- Getty Images/Justin Sullivan
Apple CEO Tim Cook says China is doing just fine. At least, for Apple.
On the company’s earnings call Tuesday afternoon, Cook was asked whether he saw any slowdown in China.
The short answer: No.
“Frankly if I were to shut off my web and shut off the TV and just look at how many customers are coming into our stores regardless of whether they’re buying, how many people are coming online, and in addition looking at our sales trends, I wouldn’t know that there was any economic issue at all in China. And so I don’t know how unusual we are with that, I think there’s a misunderstanding probably, particularly in the Western world, about China’s economy, which contributes to the confusion.”
In other words, if Tim Cook didn’t read about bad news in China, then he would have no idea anything was wrong there, because it’s all good for Apple.
Apple reported a solid quarter overall. It earned $11.1 billion in net income on $51.5 billion in revenue, driven by sales of 48 million iPhones.
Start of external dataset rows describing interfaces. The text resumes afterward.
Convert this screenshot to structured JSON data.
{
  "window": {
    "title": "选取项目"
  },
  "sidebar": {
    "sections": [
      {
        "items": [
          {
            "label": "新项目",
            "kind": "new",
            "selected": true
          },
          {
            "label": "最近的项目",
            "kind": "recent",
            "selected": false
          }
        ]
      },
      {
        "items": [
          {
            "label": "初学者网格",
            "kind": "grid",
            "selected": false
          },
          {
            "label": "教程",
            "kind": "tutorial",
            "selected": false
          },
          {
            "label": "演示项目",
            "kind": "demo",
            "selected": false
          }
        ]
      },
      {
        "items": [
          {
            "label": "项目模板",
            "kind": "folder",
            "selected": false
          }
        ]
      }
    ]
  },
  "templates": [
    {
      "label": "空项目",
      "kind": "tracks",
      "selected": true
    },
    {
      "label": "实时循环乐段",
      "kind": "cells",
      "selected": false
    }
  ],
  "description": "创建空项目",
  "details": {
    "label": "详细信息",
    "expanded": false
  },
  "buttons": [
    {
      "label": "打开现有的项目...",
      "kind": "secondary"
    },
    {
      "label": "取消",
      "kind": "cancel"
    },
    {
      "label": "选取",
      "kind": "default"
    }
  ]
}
All of those numbers were roughly in line with expectations.
Before the release of the earnings report, people were curious to see how Apple’s growth in China held up.
China has been one of the major economic stories this summer, as its economy is hitting a rough patch. Here’s a quick rundown of the headlines on China:
Its market collapsed. The government devalued its currency to prop up exports. Its central bank cut interest rates. Its growth is at its lowest point in 25 years.
With China in trouble, a lot of people worried that Apple would be in trouble. China has been a major driver of Apple’s growth in the past 12 months. Here’s a look at what it has done:
- In fiscal Q1, sales in Greater China wereup 70% year-over-year, compared with 30% for the company as a whole. In fiscal Q2, sales in Greater China wereup 71% year/year, compared with 27% for the company as a whole. In fiscal Q3, sales in Greater China were up112% year/year, compared with 33% for the company as a whole. In fiscal Q4 (the quarter Apple just reported), sales in Greater China were up 99%, compared with 22% for the company as a whole.
Cook says the iPhone grew 87% year-over-year and was the top-selling phone in China. The iPhone 6 Plus was the third-best-selling phone in China. He also noted that the Chinese smartphone market contracted when excluding iPhone sales. This means the iPhone is growing in China, while Android smartphone sales are in decline.
For anyone worried about Apple in China, this should provide a level of assurance.
Cook cautioned that he didn’t think Apple could withstand major economic shocks in China, but he said that for now, “You really can’t tell the difference, if you look at our daily and weekly numbers.”